bundle install && \
rake killbill:clean && \
rake build && \
rake killbill:package && \
rake killbill:deploy[true]
  • Create a Ruby remote debug configuration in RubyMine:

  • Remote host: localhost

  • Remote port: 1234

  • Remote root folder: /var/tmp/bundles/plugins/ruby/\<plugin\>/\<version\>/ROOT

  • Local port: 26162

  • Local root folder: path to your code

  • Restart Kill Bill with the Java property -X+O

The Kill Bill startup sequence will stop at:

Fast Debugger (ruby-debug-ide 0.6.0, ruby-debug-base 0.10.6, file filtering is supported) listens on 127.0.0.1:1234

until RubyMine is connected.

Using ruby-debug

While RubyMine offers a nice GUI, it can quickly lose its context or have a hard time stepping through gems dependencies. ruby-debug is much more reliable.

  • Add the following dependency to your Gemfile:

gem 'ruby-debug', '~> 0.10'
  • Add the following snippet at the entry point of your plugin, e.g. top of lib/cybersource.rb for CyberSource:

require 'ruby-debug'
Debugger.wait_connection = true
Debugger.start_remote(nil, 1234)
  • Set a breakpoint in the source code using debugger

  • Rebuild and redeploy the plugin:

bundle install && \
rake killbill:clean && \
rake build && \
rake killbill:package && \
rake killbill:deploy[true]
  • Restart Kill Bill with the Java property -X+O

The Kill Bill startup sequence will stop until ruby-debug is connected. To launch it:

rdebug --client -p 1234

When the breakpoint is hit, you can examine the context and step into the code:

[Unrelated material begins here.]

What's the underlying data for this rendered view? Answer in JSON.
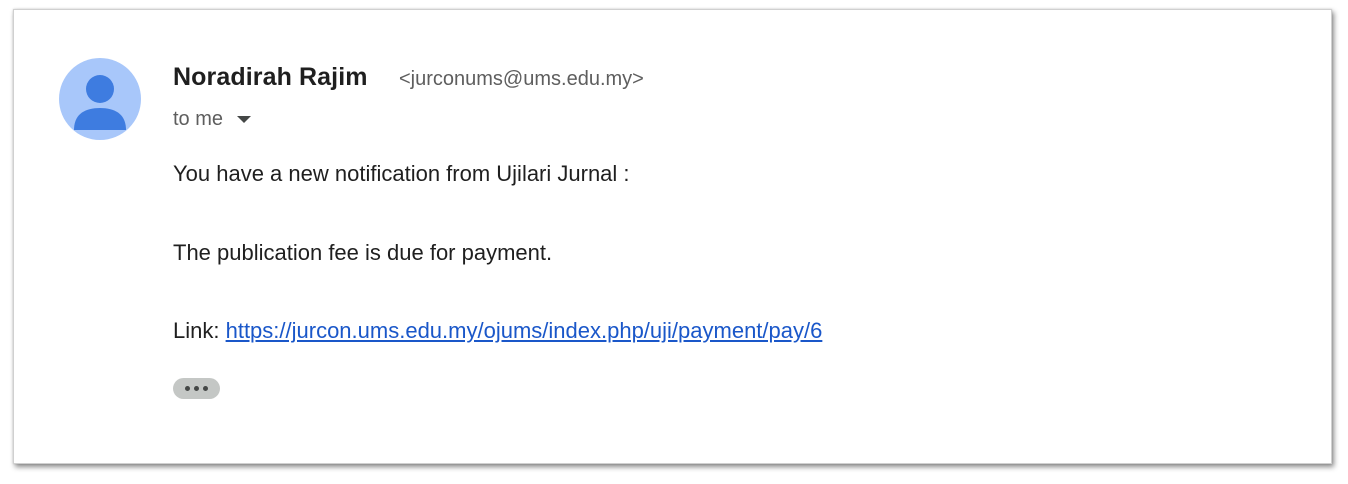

lib/cybersource/api.rb:164
properties = merge_properties(properties, options)
(rdb:9) l
[159, 168] in lib/cybersource/api.rb
   159          # Pass extra parameters for the gateway here
   160          options = {}
   161
   162          debugger
   163
=> 164          properties = merge_properties(properties, options)
   165          super(kb_account_id, kb_payment_method_id, payment_method_props, set_default, properties, context)
   166        end
   167
   168        def delete_payment_method(kb_account_id, kb_payment_method_id, properties, context)
(rdb:9) s
/var/tmp/bundles/plugins/ruby/killbill-cybersource/3.0.0/ROOT/gems/gems/killbill-5.2.0/lib/killbill/helpers/properties_helper.rb:24
merged = properties_to_hash(properties, options)
(rdb:9) l
[19, 28] in /var/tmp/bundles/plugins/ruby/killbill-cybersource/3.0.0/ROOT/gems/gems/killbill-5.2.0/lib/killbill/helpers/properties_helper.rb
   19          end
   20          merged.merge(options)
   21        end
   22
   23        def merge_properties(properties, options = {})
=> 24          merged = properties_to_hash(properties, options)
   25
   26          properties = []
   27          merged.each do |k, v|
   28            properties << build_property(k, v)

Seeking help

If all else fail, reach out to our mailing-list for help (do not open a Github issue).

In your message, specify:

  • What you are seeing and what you are expecting

  • How to reproduce your scenario (cURL commands, code snippet, …​)

  • KPM diagnostic output, e.g.

kpm diagnostic --killbill-api-credentials=bob lazar \
               --killbill-credentials=admin password \
               --killbill-url=http://127.0.0.1:8080 \
               --killbill-web-path=/var/lib/tomcat7/webapps/ROOT/ \
               --kaui-web-path=/var/lib/tomcat7/webapps/ROOT/ \
               --log-dir=/var/lib/tomcat7/logs \
               --account_export=ACCOUNT_ID